So, what exactly are the Chinese Elements in Zao’s works? For many people, he brought Modernist technique and visual language to the imaginary space inhabited by the traditional Chinese literati. Drawing on the Chinese aesthetics that valued ineffable energy over representational verisimilitude, and the versatile brushwork that characterized the traditional Chinese landscape painting, in his mature works Zao juxtaposed contrasting colors and emphasized the power of empty space to create his lyrical abstraction. In effect, Zao discovered the underlying abstract potential of Chinese art. One of the Chinese news headlines from last week reads: “Zhao Wuji Returned Abstraction to China.”

Zao reportedly left China behind where he once thought art history had been dead since the 16th century.

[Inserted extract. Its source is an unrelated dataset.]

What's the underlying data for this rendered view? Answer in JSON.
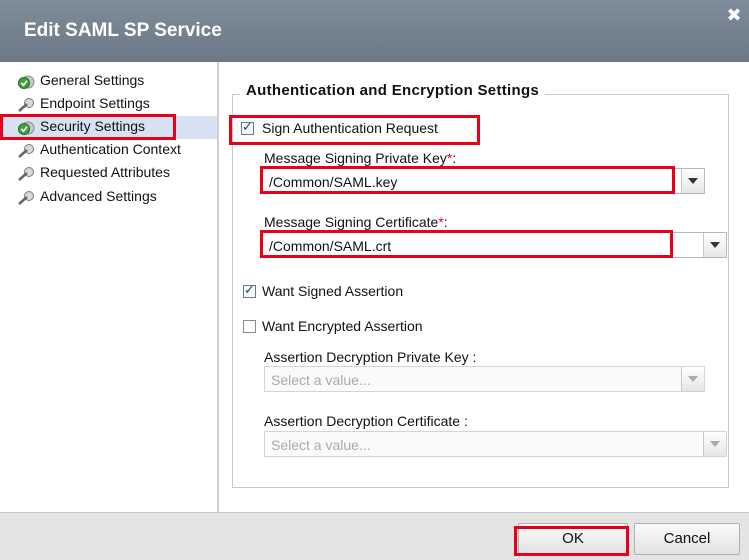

The young Zao felt that for centuries Chinese painters copied old masters’ works without making their own contribution.

Zao’s formal art education started when he enrolled at the Hangzhou Academy of Art at the age of 14.  Impatient with the traditional pedagogy that emphasized technical training, while sitting for an exam on Chinese ink painting, Zao splattered ink on paper and signed “Rocks Painted by Zao Wou-Ki.” His teacher Pan Tianshou would have thrown him out of the school had Lin Fengmian, President of the Academy and a renowned painter, not intervened on Zao’s behalf. Lin, a pioneer painter who studied European painting at the Dijon Art College and the Ècole des Beaux-Arts in Paris, once advised Zao to return to China immediately after his studies in Paris because it was virtually impossible for a Chinese artist to make it in Paris.



10.12.59 sold for HK$18 million at Sotheby’s.


Today in France, by some accounts Zao has become, along with Confucius and the Great Wall, the most recognizable of Chinese symbols. In China, art critics generally concur on his seminal position in the Chinese and Western art histories. In October 2011, Sotheby’s in Hong Kong sold an abstract painting (10.1.1968), with radiant orange and blue hues, for 68.9 million Hong Kong dollars, or about US$8.8 million (hammer price with buyer’s premium), the highest record of Zao’s works. Earlier this month a diptych (10.03.83), which contrasts vacillating blue, violet and purple textured blocks and black brushworks inspired by the Chinese ink painting, fetched 37 million Hong Kong dollars, or about US$4.8 million (hammer price with buyer’s premium), at Sotheby’s in Hong Kong. At the same sale, a painting with assertive gradations of blue hues (10.12.59) sold for 18 million Hong Kong dollars, or about US$2.3 million (hammer price with buyer’s premium), more than doubling the high end of the pre-sale estimate.

Chinese media also reported Zao’s close friends as saying that he had an unfulfilled wish to permanently exhibit his works at a dedicated museum located near the West Lake in Hangzhou. For an acculturated man who once admonished young Chinese students in Paris against being stuck in the Chinese social circle in order to learn authentic French, Zao finally discovered China in China.